He was enshrined at Hiromine-jinja Shrine, Yasaka-jinja Shrine, Tsushima-jinja Shrine, Hikawa-jinja Shrine and their branch shrines, but subsequent to the separation of Buddhism and Shintoism in the Meiji period, these shrines have became shrines to Susanoo. However, in Nara, Kyoto and Niigata prefectures and others nationwide, there still are several shrines, including Tenno-jinja Shrine, that enshrine Gozu Tenno.

Many of the place names that include the word 'Tenno,' such as 'Tennoz Isle,' are derived from Gozu Tenno.

Sominshorai Shison-no-mon (the gate for the descendants of Sominshorai)

Once upon a time, Gozu Tenno went on a journey in the disguise of an old man and asked for lodging at a certain village. On this occasion Kotanshorai, the wealthy younger brother, treated Gozu Tenno coldly, but the elder brother, Sominshorai, despite being poor, welcomed and entertained Gozu Tenno kindly.
Then, Gozu Tenno disclosed his identity and declared, 'In the near future, mortal disease will run rampant in this village, but I will save your family members.'
As predicted by him, when mortal disease rampaged the village, all the family members of Kotanshorai died but those of Sominshorai survived.

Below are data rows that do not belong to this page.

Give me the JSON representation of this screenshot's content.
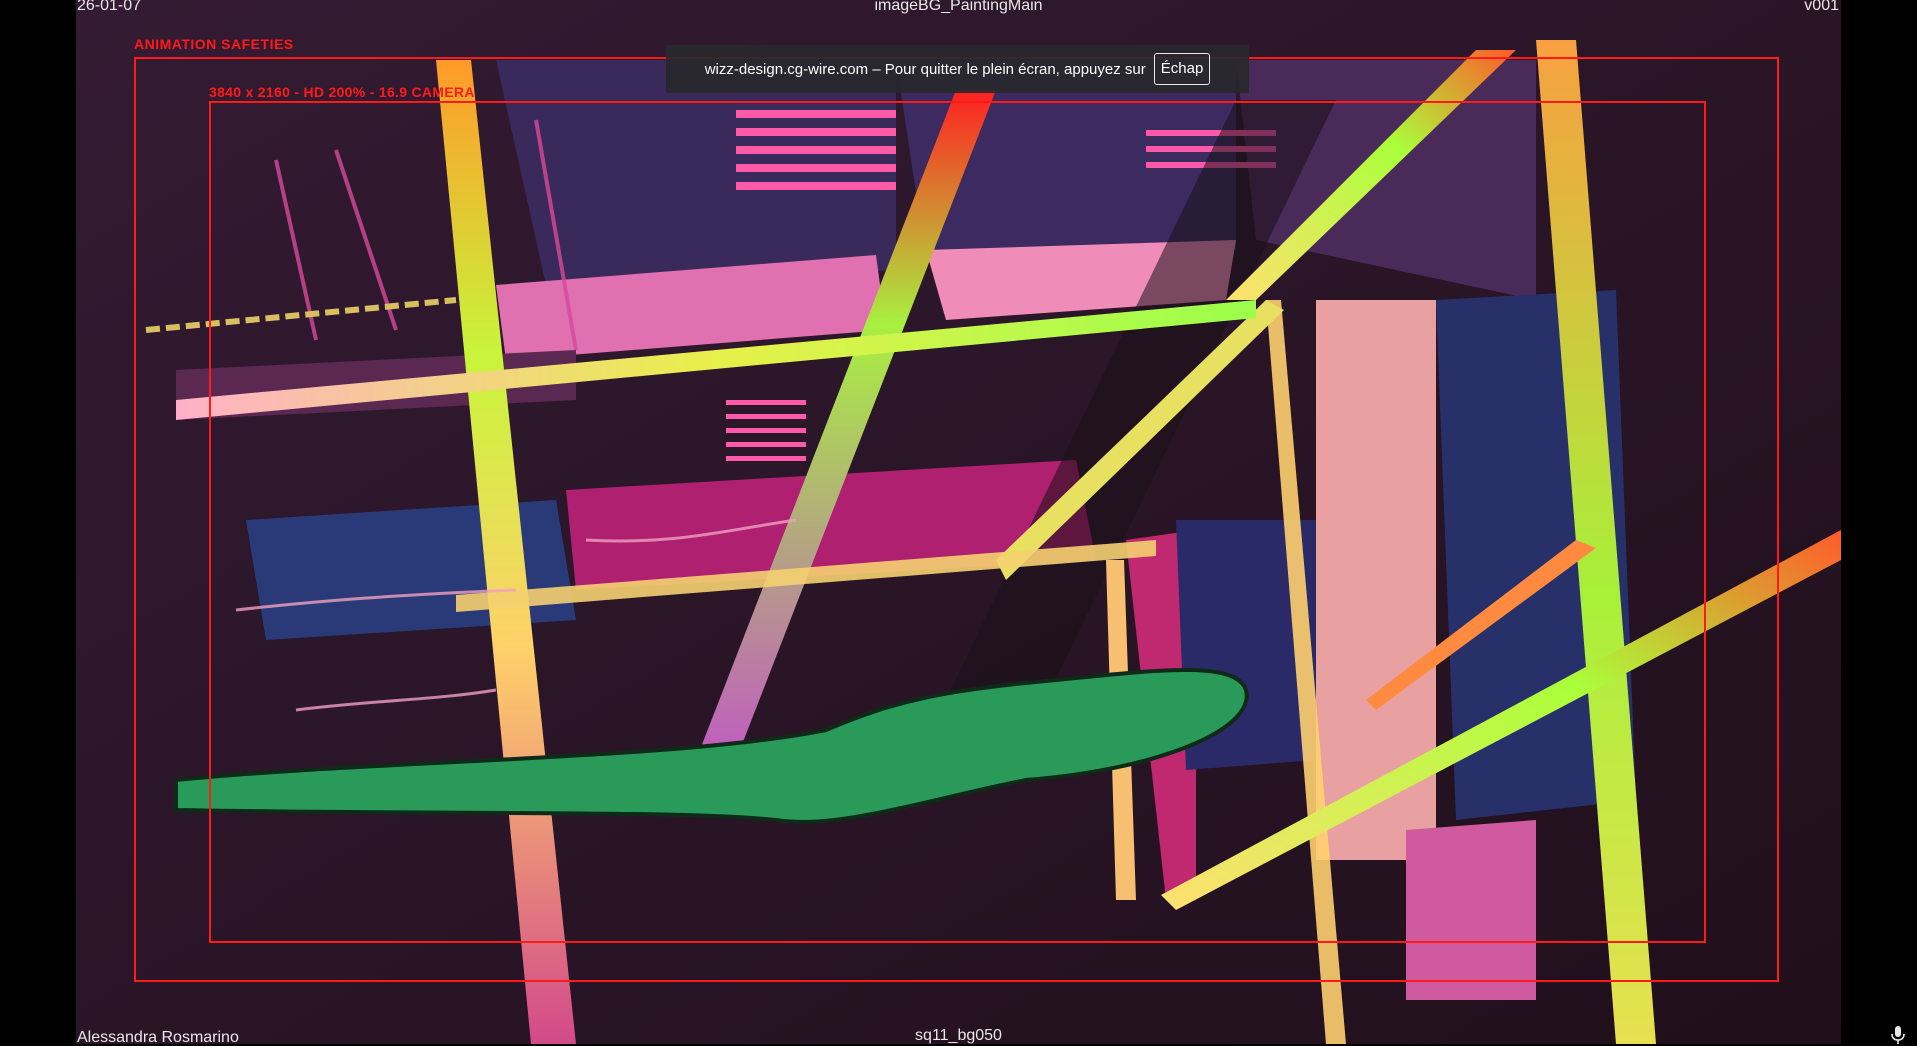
{
  "viewer": {
    "date": "26-01-07",
    "file_name": "imageBG_PaintingMain",
    "version": "v001",
    "artist": "Alessandra Rosmarino",
    "shot": "sq11_bg050"
  },
  "overlays": {
    "safety_label": "ANIMATION SAFETIES",
    "camera_label": "3840 x 2160 - HD 200% - 16.9 CAMERA",
    "frame_color": "#ff1a1a"
  },
  "fullscreen_banner": {
    "message": "wizz-design.cg-wire.com – Pour quitter le plein écran, appuyez sur",
    "key_label": "Échap"
  },
  "icons": {
    "mic": "microphone-icon"
  }
}
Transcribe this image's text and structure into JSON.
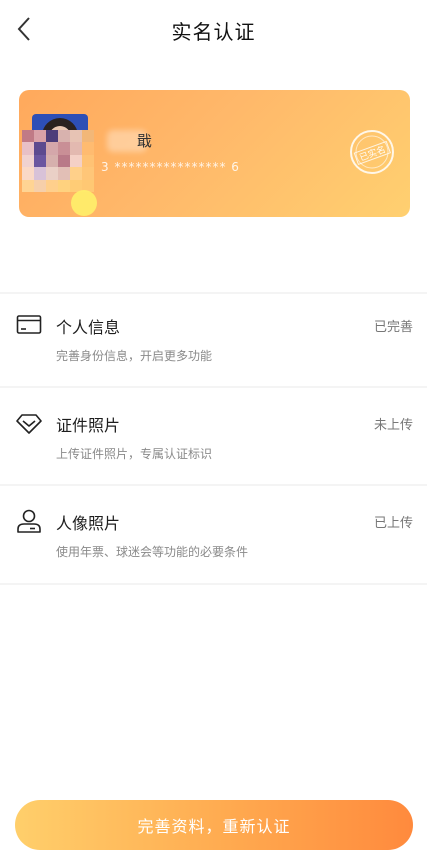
{
  "header": {
    "title": "实名认证",
    "back_icon": "chevron-left-icon"
  },
  "card": {
    "name": "戢",
    "id_number": "3 **************** 6",
    "stamp_text": "已实名",
    "gradient": [
      "#ffa95c",
      "#ffd070"
    ]
  },
  "items": [
    {
      "icon": "card-icon",
      "title": "个人信息",
      "desc": "完善身份信息，开启更多功能",
      "status": "已完善"
    },
    {
      "icon": "diamond-icon",
      "title": "证件照片",
      "desc": "上传证件照片，专属认证标识",
      "status": "未上传"
    },
    {
      "icon": "user-icon",
      "title": "人像照片",
      "desc": "使用年票、球迷会等功能的必要条件",
      "status": "已上传"
    }
  ],
  "footer": {
    "button_label": "完善资料，重新认证",
    "accent": "#ff8a3d"
  }
}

Even today, Yasaka-jinja Shrine and other shrines distributes red paper cards with "Sominshorai shison-no-mon" written on them in gold-colored characters, and the origin of this practice is the historical event mentioned above.
The reason for having gold-colored characters on red paper is that, according to Onmyo-do (the way of yin and yang), it is believed that 'these colors are what Yakubyo-gami detests.'